In short, marketing’s process is to identify their brand or product’s competitive advantage, identify their target market and find ways to communicate with that target market. So, they start with research: of what’s available in the market, what potential customers are looking for and how they can give those potential customers what they want. They divide their customers into different categories according to their similarities and differences and then look for the best ways to reach each of these categories. Using this information as well as the features that make their product or brand stand out from the rest, they develop marketing campaigns. When measuring the success of these campaigns, they look at sales figures – for instance, the number of new subscriptions and package upgrades – but they also look at a variety of other metrics: for instance, traffic to their website and brick-and-mortar business; time sent on the website or in the brick-and-mortar business; engagement on social media in the form of likes, comments and shares; and how these change over time.
For sales, the process starts with getting to know the product itself: its features and how it will benefit the potential customer. Once they have this information, they identify potential customers; connect with them, for example through cold calling or emails; evaluate the responses they get to qualify which potential customers to focus on; approach those potential customers to meet with them and demonstrate the product; address any concerns the potential customer may have; negotiate the service level agreement; deliver the product and follow up with after-sales service to retain the customer.
Marketing and sales: How do they work together?
Just because they have different roles doesn’t mean that sales and marketing should work as separate entities. In fact, in smaller businesses, the sales and marketing functions are often performed by the same team rather than two departments. Without sales and marketing alignment, your business won’t generate sales like you want it to and you can forget about increasing revenue.
Marketing isn’t better than sales and you don’t make more money through marketing. Neither is it better to focus on sales or think that you will make more money in sales. The two functions are equally important and one cannot exist without the other. If marketing doesn’t create the right message to bait the potential buyer, sales won’t be able to hook that buyer and turn them into a customer. But without feedback from sales, marketing won’t know what the right message is in the first place.
In the B2B SaaS space, both sales and marketing teams face an extra challenge: instead of landing that customer for a one-off sale, they need to get them to buy a subscription, stay loyal to the product, renew their subscription and upgrade to a better package. So, they need to work together to find ways to continuously bait and hook, bait and hook for your company to grow. And growing the company is ultimately both teams’ main goal.

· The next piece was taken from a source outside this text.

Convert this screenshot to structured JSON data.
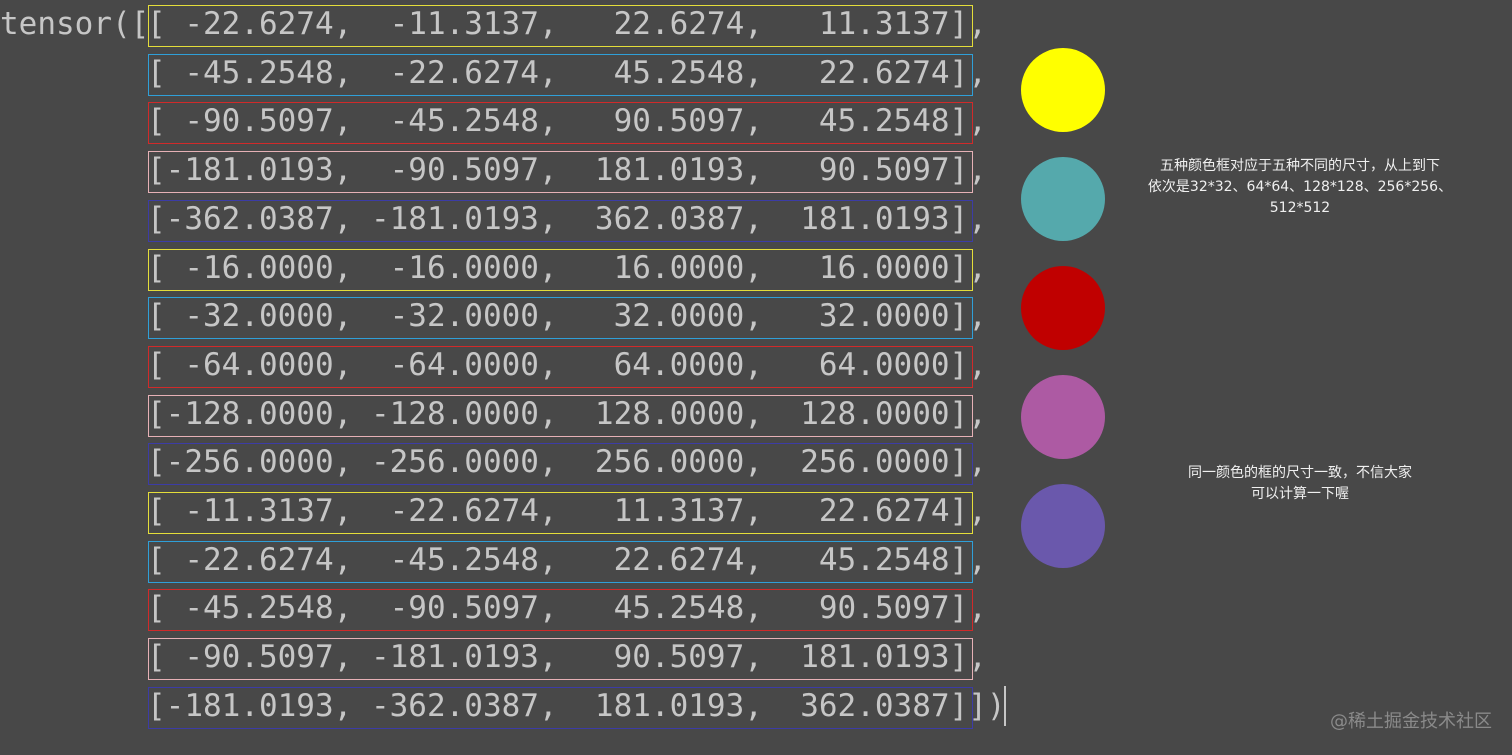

Where do partnerships fall into this equation?
If marketing's role is to build awareness and drive leads for the direct sales team to generate pipeline and close more deals, then the role of partnerships is to do a bit of everything, or so it seems.
Partnerships can often times feel like a start-up within the business, as they’re supporting the needs of partners (playing the role of Customer Success and Onboarding), promoting and developing enablement materials to drive leads (the role of marketing) and lastly, working with partners to co-sell a deal (the role of a sales).
Indirect sales (through partnerships) will always be a point of friction and confusion with the traditional direct sales engines you’ve built. But when it’s working, your revenue metrics will speak for themselves.